Very few Australians today know of the fierce air battles fought across the Top End of Australia in World War II.
For more than two years Japanese aircraft crossed the coast and bombed relentlessly. Savage dogfights were fought between the legendary Zero fighter and Allied Kittyhawks and Spitfires. Big twin-engine Betty bombers rained down blast and fire upon airfields and towns, even penetrating as far inland as Katherine, some 300 kilometres from the coast.
Nearly 200 Japanese aircrew died in the onslaught. This book lists all of their names and describes all of the combat missions – and reveals for the first time that the number of combat flights, aircraft shot down, and aircrew who died is far higher than previously thought.
Scores of aircraft were downed in combat operations ranging from Exmouth to Townsville, with the majority of action taking place in the Northern Territory. This new extensive research shows the number of air raids was higher than the previously suggested figure of 64, with 77 raids on the Territory alone, while 208 enemy combat flights were carried out across Northern Australia.
186 Japanese airmen died when their aircraft were brought down. In many cases their bodies lie in remote sites across the vast bush and coastal waters of the north. Many of the wrecks have never been found.
The Empire Strikes South describes all of the aircraft used, and gives an insight into the world of fighter pilots and aircrew.

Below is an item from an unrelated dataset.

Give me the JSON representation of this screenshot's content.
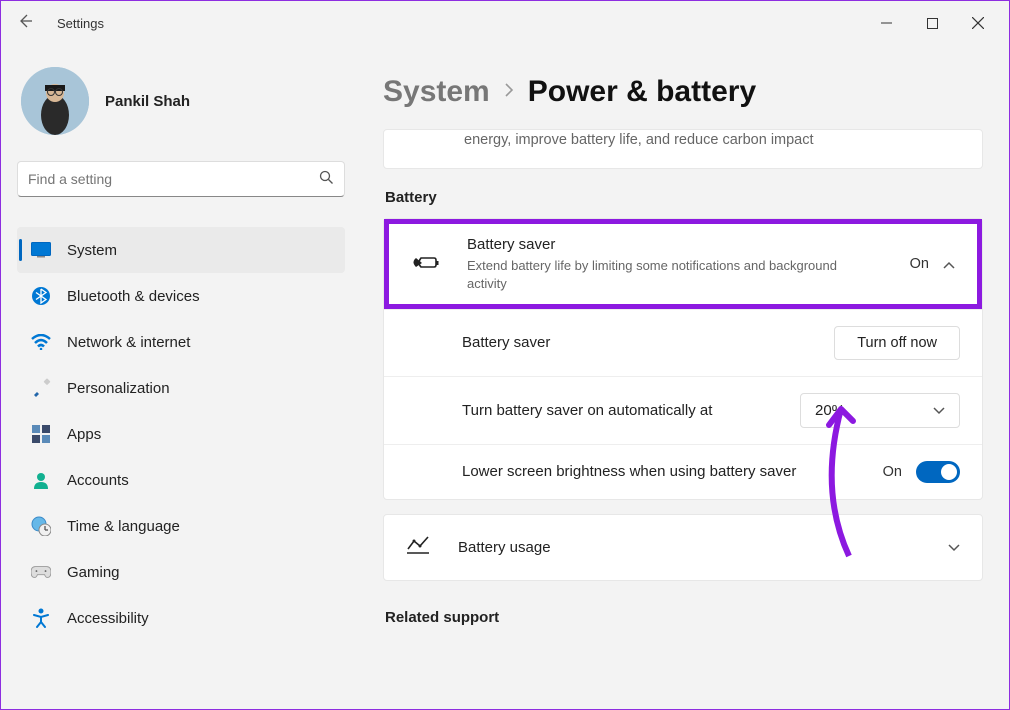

With a full range of new colour graphics by renowned illustrator Michael Claringbould, this significant new research reveals a battle for Australia that has been previously unknown.
About the author: Dr Tom Lewis OAM is Darwin-based military historian. He is a former naval officer and the award-winning author of 14 military history books.